In Justice, Law and War (8/18), the Rev. Phillip Brown fails to shed much light on any word in the title. While asserting that war is not and cannot be just, Father Brown makes the inconsistent statement: Whether one thinks [emphasis added] the war in Iraq has been just or unjust. Pope John Paul II hardly suggested that we could consider this war just or that the situation left no alternative but war.
Father Brown’s use of surgery as a metaphor for war suggests a superficial grasp of the horror and destruction of war, especially modern war, which is directed at civilians and brings harm to humans and the environment long after hostilities end. Agent Orange and weapons using depleted uranium are hardly surgical instruments. In fact, these tools of war come back to haunt those employed by the surgeon.
In Just Policing, Not War (7/7), in contrast, Gerald Schlabach, examines the real meaning of our just war tradition and what it requires of us. We would do well to examine what exhausting alternatives to war means. It is only from an ivory tower that one can hope that justice will resume after a war.
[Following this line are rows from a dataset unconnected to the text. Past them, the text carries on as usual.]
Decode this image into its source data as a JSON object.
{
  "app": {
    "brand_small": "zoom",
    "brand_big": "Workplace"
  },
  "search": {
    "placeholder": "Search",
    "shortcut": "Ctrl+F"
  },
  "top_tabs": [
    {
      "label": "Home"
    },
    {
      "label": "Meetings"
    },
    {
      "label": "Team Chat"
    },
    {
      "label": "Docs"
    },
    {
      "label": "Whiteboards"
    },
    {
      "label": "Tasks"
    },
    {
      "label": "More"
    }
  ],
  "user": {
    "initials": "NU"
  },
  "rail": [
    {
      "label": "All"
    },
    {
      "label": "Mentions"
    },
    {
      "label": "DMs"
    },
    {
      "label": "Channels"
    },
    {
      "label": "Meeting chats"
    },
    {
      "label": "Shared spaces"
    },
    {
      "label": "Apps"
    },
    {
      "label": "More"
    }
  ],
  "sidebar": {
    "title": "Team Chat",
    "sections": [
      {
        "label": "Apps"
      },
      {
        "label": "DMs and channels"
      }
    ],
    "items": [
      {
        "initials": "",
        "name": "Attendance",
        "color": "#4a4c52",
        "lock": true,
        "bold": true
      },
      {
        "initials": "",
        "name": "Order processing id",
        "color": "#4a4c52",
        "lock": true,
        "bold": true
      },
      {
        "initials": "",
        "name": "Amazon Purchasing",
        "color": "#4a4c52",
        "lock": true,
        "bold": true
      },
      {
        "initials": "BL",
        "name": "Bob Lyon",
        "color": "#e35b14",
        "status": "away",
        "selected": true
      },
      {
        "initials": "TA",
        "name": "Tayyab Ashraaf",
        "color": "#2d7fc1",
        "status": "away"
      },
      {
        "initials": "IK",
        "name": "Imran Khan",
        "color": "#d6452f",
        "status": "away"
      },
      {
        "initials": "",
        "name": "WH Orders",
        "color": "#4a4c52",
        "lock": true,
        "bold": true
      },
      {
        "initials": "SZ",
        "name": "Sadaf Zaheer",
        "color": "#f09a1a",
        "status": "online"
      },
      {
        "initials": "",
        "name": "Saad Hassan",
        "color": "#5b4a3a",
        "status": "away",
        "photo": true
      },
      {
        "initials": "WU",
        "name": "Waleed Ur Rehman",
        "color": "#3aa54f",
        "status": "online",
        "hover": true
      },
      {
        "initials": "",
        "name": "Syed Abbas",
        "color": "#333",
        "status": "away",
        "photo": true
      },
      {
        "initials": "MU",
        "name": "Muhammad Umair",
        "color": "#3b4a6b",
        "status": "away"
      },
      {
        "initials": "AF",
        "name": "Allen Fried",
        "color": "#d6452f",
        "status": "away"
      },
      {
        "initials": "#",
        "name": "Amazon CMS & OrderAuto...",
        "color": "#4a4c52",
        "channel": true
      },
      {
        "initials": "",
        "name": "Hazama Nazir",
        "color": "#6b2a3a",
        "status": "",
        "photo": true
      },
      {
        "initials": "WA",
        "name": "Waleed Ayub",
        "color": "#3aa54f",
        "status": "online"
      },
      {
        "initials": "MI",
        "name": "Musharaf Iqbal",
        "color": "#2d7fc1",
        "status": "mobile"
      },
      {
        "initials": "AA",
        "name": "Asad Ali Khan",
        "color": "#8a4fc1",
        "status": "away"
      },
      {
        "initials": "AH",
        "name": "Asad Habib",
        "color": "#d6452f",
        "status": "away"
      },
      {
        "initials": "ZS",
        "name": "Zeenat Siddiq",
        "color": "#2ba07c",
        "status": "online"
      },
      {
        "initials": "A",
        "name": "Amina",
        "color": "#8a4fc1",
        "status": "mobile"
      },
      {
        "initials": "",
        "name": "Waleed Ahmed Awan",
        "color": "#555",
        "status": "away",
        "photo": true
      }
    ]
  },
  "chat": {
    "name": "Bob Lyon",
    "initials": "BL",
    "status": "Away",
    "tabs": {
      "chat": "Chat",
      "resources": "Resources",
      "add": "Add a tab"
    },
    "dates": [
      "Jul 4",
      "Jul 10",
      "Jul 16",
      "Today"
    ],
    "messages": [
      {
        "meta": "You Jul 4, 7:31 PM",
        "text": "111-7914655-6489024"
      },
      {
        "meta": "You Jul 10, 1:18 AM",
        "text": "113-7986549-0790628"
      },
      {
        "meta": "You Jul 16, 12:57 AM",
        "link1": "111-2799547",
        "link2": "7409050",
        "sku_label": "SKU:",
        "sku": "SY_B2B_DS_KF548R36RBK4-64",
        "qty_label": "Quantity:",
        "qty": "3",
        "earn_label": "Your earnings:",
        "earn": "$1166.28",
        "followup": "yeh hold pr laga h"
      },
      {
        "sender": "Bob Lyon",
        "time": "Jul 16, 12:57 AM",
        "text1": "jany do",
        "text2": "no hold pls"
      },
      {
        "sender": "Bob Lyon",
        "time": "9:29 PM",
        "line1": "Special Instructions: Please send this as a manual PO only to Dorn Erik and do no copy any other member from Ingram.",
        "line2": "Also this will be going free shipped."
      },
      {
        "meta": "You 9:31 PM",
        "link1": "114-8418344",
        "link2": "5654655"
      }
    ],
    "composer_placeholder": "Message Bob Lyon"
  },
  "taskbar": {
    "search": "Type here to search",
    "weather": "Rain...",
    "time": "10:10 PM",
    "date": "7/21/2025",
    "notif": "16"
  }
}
We now see that a war does not end on schedule, despite proclamations to the contrary.
Patricia A. Keefe
St. Paul, Minn.
Since I was born a Brazilian, was raised a Catholic and am now an American citizen, I found Catholics and Protestants in Brazil (8/18), by Maria Celi Scalon and the Rev. Andrew M. Greeley, very interesting. But it seems to have overlooked an important turning point for the church in Brazili.e., the effects of liberation theology (Leonardo Boff, Paulo Cardinal Arns et al.) in the molding of Catholic opinion, especially under the military rulers of the period 1964-75.
In a country with one of the most unbalanced income distributions in the world, liberation theology’s preferential option for the poor, stressing social issues like land reform, is certainly academically correct. But it missed an essential point of the Brazilian people’s psychethe yearning for the supernatural, the hope for miracles, the pageant of the processions.
As the upper classes become more secularized, the poor are easy prey for evangelicals with their singing and television pastors. And of course the local alternative of the syncretic coupling of Catholic saints and African rites increased substantially as well.
Now that Brazil has elected, with a substantial majority, its first president of lower-class origin (his advisor in ethical matters is Frei Betto, a well-known liberation theologian), we must see if the detected trends continue.
Eduardo R. Silva
On behalf of the Catholic Relief Services staff around the world, I would like to thank you for your recent editorial, Catholic Relief Services (9/1), recognizing C.R.S.’s 60 years of work. We at C.R.S. always appreciate a pat on the back. Many of us in the agency regularly look to America for your perspective on the issues that matter so much to us; as long admirers of your good work, we were proud to read your praise of us.
Our mission to help those in need around the world, and to further connect American Catholics to their brothers and sisters overseas, compels us forward each new day. Your kind recognition offered us a moment to reflect upon and appreciate what we have achieved, and it inspires us to do more and to do it better.
Ken Hackett, President
Catholic Relief Services